All entries that follow are to be written out verbatim.

Component data from apps and pages:
•••••

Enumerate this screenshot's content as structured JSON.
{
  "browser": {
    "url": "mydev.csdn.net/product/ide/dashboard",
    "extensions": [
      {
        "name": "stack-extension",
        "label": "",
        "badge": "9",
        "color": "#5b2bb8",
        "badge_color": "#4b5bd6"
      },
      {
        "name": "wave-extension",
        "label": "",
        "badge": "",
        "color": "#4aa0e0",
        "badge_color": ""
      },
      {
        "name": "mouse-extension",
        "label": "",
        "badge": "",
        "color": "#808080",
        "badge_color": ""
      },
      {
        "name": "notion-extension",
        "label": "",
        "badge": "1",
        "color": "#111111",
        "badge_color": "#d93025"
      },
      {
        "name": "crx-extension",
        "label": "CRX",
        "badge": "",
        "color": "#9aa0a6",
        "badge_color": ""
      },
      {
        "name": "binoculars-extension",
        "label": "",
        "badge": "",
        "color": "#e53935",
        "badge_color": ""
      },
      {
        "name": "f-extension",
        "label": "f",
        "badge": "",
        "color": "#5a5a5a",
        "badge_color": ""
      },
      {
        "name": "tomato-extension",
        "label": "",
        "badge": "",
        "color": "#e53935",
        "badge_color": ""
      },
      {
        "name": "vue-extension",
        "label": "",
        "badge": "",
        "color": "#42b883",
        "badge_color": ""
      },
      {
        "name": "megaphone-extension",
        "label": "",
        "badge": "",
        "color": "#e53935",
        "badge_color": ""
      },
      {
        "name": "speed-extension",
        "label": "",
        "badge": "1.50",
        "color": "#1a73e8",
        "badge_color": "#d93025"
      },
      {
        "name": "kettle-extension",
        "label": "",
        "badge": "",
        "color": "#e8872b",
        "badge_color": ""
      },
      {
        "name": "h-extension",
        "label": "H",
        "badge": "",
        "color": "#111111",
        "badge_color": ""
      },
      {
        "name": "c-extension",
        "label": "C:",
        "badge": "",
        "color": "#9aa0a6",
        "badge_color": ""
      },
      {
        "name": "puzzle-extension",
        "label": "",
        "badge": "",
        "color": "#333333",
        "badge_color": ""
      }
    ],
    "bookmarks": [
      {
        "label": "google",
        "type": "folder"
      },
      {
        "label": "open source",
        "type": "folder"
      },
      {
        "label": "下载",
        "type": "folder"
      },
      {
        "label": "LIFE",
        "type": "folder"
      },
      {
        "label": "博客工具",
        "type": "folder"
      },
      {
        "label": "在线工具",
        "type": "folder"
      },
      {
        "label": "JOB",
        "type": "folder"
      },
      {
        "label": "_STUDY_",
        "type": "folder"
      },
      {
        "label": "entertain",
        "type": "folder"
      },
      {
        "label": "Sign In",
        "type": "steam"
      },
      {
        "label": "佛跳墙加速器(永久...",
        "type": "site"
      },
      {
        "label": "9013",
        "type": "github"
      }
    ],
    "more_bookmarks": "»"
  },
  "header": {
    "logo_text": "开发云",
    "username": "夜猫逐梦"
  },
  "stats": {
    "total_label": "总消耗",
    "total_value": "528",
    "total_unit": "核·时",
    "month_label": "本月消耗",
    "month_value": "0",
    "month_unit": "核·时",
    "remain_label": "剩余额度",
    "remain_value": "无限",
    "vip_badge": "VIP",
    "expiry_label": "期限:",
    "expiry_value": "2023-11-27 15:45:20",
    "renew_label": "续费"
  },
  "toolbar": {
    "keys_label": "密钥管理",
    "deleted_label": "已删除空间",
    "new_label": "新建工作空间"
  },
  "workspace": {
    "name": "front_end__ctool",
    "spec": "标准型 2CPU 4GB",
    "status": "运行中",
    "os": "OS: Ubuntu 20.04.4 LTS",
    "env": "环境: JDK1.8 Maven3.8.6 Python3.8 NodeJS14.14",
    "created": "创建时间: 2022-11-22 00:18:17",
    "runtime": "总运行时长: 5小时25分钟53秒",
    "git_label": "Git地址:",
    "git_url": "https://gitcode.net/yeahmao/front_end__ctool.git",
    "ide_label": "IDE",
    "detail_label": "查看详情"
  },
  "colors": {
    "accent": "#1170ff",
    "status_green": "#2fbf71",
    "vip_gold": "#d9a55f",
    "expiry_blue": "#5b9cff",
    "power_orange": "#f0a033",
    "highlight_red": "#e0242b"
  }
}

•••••

## RESPONSE TO THE EXERCISE
Enumerate this screenshot's content as structured JSON.
{
  "browser": {
    "url": "mydev.csdn.net/product/ide/dashboard",
    "extensions": [
      {
        "name": "stack-extension",
        "label": "",
        "badge": "9",
        "color": "#5b2bb8",
        "badge_color": "#4b5bd6"
      },
      {
        "name": "wave-extension",
        "label": "",
        "badge": "",
        "color": "#4aa0e0",
        "badge_color": ""
      },
      {
        "name": "mouse-extension",
        "label": "",
        "badge": "",
        "color": "#808080",
        "badge_color": ""
      },
      {
        "name": "notion-extension",
        "label": "",
        "badge": "1",
        "color": "#111111",
        "badge_color": "#d93025"
      },
      {
        "name": "crx-extension",
        "label": "CRX",
        "badge": "",
        "color": "#9aa0a6",
        "badge_color": ""
      },
      {
        "name": "binoculars-extension",
        "label": "",
        "badge": "",
        "color": "#e53935",
        "badge_color": ""
      },
      {
        "name": "f-extension",
        "label": "f",
        "badge": "",
        "color": "#5a5a5a",
        "badge_color": ""
      },
      {
        "name": "tomato-extension",
        "label": "",
        "badge": "",
        "color": "#e53935",
        "badge_color": ""
      },
      {
        "name": "vue-extension",
        "label": "",
        "badge": "",
        "color": "#42b883",
        "badge_color": ""
      },
      {
        "name": "megaphone-extension",
        "label": "",
        "badge": "",
        "color": "#e53935",
        "badge_color": ""
      },
      {
        "name": "speed-extension",
        "label": "",
        "badge": "1.50",
        "color": "#1a73e8",
        "badge_color": "#d93025"
      },
      {
        "name": "kettle-extension",
        "label": "",
        "badge": "",
        "color": "#e8872b",
        "badge_color": ""
      },
      {
        "name": "h-extension",
        "label": "H",
        "badge": "",
        "color": "#111111",
        "badge_color": ""
      },
      {
        "name": "c-extension",
        "label": "C:",
        "badge": "",
        "color": "#9aa0a6",
        "badge_color": ""
      },
      {
        "name": "puzzle-extension",
        "label": "",
        "badge": "",
        "color": "#333333",
        "badge_color": ""
      }
    ],
    "bookmarks": [
      {
        "label": "google",
        "type": "folder"
      },
      {
        "label": "open source",
        "type": "folder"
      },
      {
        "label": "下载",
        "type": "folder"
      },
      {
        "label": "LIFE",
        "type": "folder"
      },
      {
        "label": "博客工具",
        "type": "folder"
      },
      {
        "label": "在线工具",
        "type": "folder"
      },
      {
        "label": "JOB",
        "type": "folder"
      },
      {
        "label": "_STUDY_",
        "type": "folder"
      },
      {
        "label": "entertain",
        "type": "folder"
      },
      {
        "label": "Sign In",
        "type": "steam"
      },
      {
        "label": "佛跳墙加速器(永久...",
        "type": "site"
      },
      {
        "label": "9013",
        "type": "github"
      }
    ],
    "more_bookmarks": "»"
  },
  "header": {
    "logo_text": "开发云",
    "username": "夜猫逐梦"
  },
  "stats": {
    "total_label": "总消耗",
    "total_value": "528",
    "total_unit": "核·时",
    "month_label": "本月消耗",
    "month_value": "0",
    "month_unit": "核·时",
    "remain_label": "剩余额度",
    "remain_value": "无限",
    "vip_badge": "VIP",
    "expiry_label": "期限:",
    "expiry_value": "2023-11-27 15:45:20",
    "renew_label": "续费"
  },
  "toolbar": {
    "keys_label": "密钥管理",
    "deleted_label": "已删除空间",
    "new_label": "新建工作空间"
  },
  "workspace": {
    "name": "front_end__ctool",
    "spec": "标准型 2CPU 4GB",
    "status": "运行中",
    "os": "OS: Ubuntu 20.04.4 LTS",
    "env": "环境: JDK1.8 Maven3.8.6 Python3.8 NodeJS14.14",
    "created": "创建时间: 2022-11-22 00:18:17",
    "runtime": "总运行时长: 5小时25分钟53秒",
    "git_label": "Git地址:",
    "git_url": "https://gitcode.net/yeahmao/front_end__ctool.git",
    "ide_label": "IDE",
    "detail_label": "查看详情"
  },
  "colors": {
    "accent": "#1170ff",
    "status_green": "#2fbf71",
    "vip_gold": "#d9a55f",
    "expiry_blue": "#5b9cff",
    "power_orange": "#f0a033",
    "highlight_red": "#e0242b"
  }
}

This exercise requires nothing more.